**What is expected**
Set every record down verbatim and omit the pictures.

..........

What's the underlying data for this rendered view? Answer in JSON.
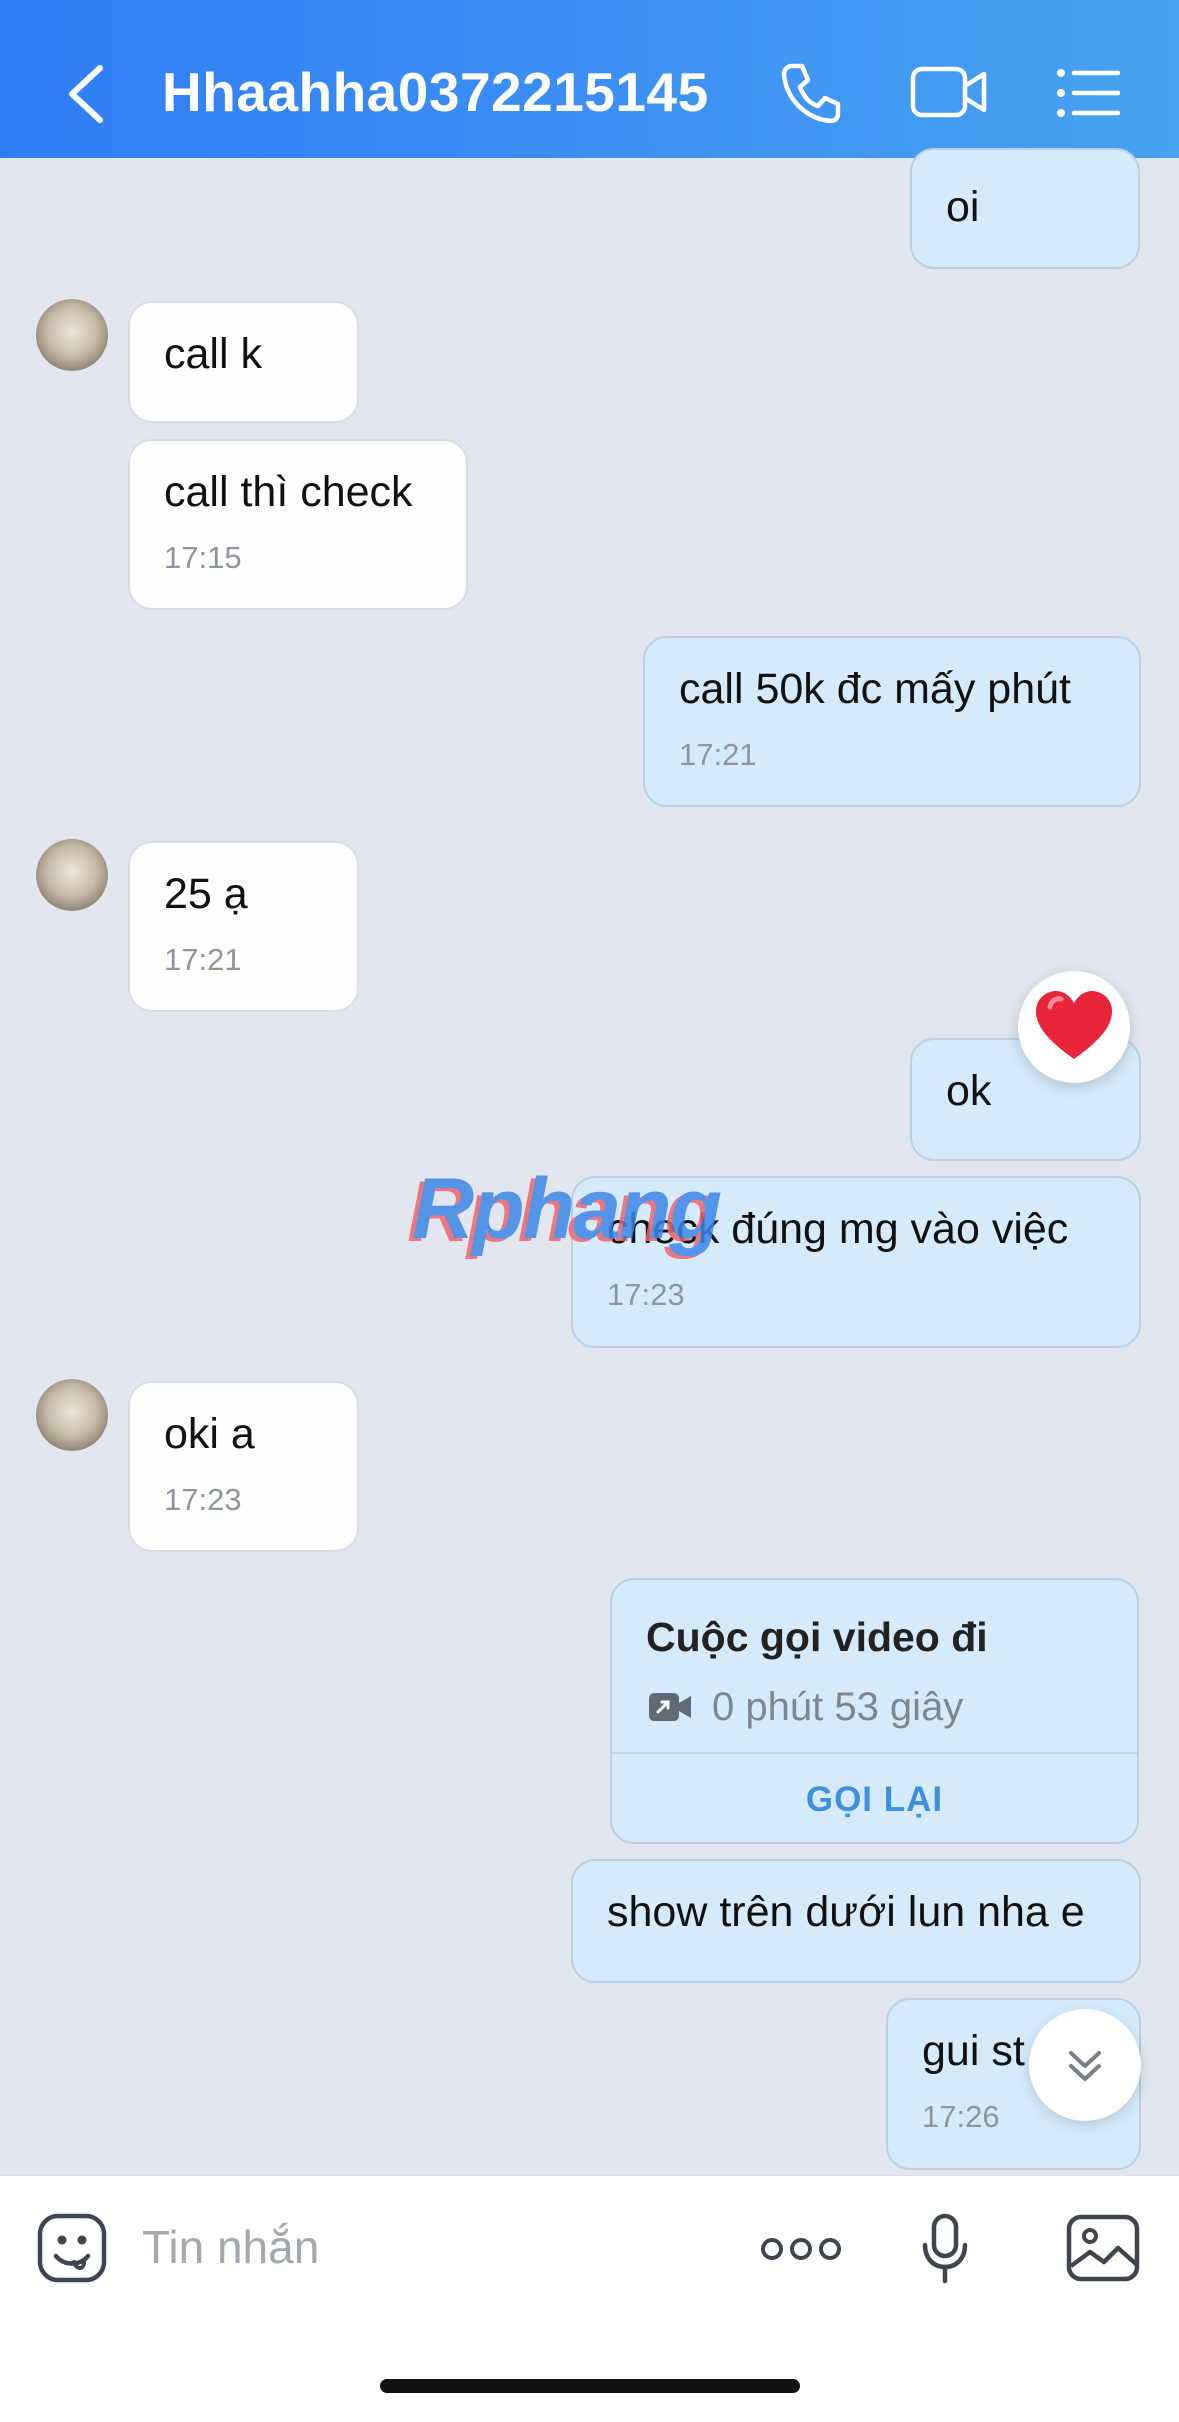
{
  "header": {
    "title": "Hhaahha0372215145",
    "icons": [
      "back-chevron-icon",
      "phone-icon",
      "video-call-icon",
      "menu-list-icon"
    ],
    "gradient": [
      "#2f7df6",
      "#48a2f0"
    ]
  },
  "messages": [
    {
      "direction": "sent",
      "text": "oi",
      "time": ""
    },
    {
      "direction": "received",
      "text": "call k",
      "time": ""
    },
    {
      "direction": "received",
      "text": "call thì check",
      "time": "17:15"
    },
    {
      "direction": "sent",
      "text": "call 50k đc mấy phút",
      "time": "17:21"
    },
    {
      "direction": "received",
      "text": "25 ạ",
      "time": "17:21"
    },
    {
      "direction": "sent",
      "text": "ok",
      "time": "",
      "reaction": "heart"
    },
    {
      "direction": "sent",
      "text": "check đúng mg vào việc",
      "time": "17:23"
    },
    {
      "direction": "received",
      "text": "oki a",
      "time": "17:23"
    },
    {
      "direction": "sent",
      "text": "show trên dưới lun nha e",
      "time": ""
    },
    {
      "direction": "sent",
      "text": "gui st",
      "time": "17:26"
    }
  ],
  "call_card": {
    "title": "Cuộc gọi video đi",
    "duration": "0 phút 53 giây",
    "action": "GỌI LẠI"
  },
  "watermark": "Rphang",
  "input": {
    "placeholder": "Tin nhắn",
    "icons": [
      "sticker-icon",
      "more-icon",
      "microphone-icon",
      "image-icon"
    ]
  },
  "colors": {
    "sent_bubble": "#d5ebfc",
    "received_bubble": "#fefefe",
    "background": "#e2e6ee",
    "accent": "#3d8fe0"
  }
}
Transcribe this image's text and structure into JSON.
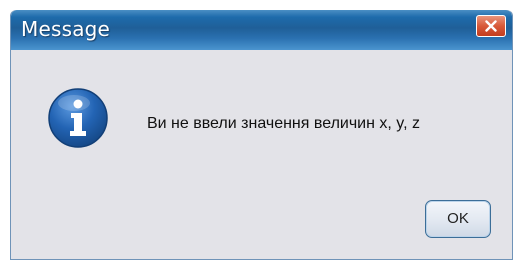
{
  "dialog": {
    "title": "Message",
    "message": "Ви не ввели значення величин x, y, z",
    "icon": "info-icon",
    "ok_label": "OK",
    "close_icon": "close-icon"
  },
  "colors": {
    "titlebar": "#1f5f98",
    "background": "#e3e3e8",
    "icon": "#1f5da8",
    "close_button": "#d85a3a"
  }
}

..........

**Exercise answer**
What's the underlying data for this rendered view? Answer in JSON.
{
  "header": {
    "title": "Hhaahha0372215145",
    "icons": [
      "back-chevron-icon",
      "phone-icon",
      "video-call-icon",
      "menu-list-icon"
    ],
    "gradient": [
      "#2f7df6",
      "#48a2f0"
    ]
  },
  "messages": [
    {
      "direction": "sent",
      "text": "oi",
      "time": ""
    },
    {
      "direction": "received",
      "text": "call k",
      "time": ""
    },
    {
      "direction": "received",
      "text": "call thì check",
      "time": "17:15"
    },
    {
      "direction": "sent",
      "text": "call 50k đc mấy phút",
      "time": "17:21"
    },
    {
      "direction": "received",
      "text": "25 ạ",
      "time": "17:21"
    },
    {
      "direction": "sent",
      "text": "ok",
      "time": "",
      "reaction": "heart"
    },
    {
      "direction": "sent",
      "text": "check đúng mg vào việc",
      "time": "17:23"
    },
    {
      "direction": "received",
      "text": "oki a",
      "time": "17:23"
    },
    {
      "direction": "sent",
      "text": "show trên dưới lun nha e",
      "time": ""
    },
    {
      "direction": "sent",
      "text": "gui st",
      "time": "17:26"
    }
  ],
  "call_card": {
    "title": "Cuộc gọi video đi",
    "duration": "0 phút 53 giây",
    "action": "GỌI LẠI"
  },
  "watermark": "Rphang",
  "input": {
    "placeholder": "Tin nhắn",
    "icons": [
      "sticker-icon",
      "more-icon",
      "microphone-icon",
      "image-icon"
    ]
  },
  "colors": {
    "sent_bubble": "#d5ebfc",
    "received_bubble": "#fefefe",
    "background": "#e2e6ee",
    "accent": "#3d8fe0"
  }
}
Transcribe this image's text and structure into JSON.
{
  "dialog": {
    "title": "Message",
    "message": "Ви не ввели значення величин x, y, z",
    "icon": "info-icon",
    "ok_label": "OK",
    "close_icon": "close-icon"
  },
  "colors": {
    "titlebar": "#1f5f98",
    "background": "#e3e3e8",
    "icon": "#1f5da8",
    "close_button": "#d85a3a"
  }
}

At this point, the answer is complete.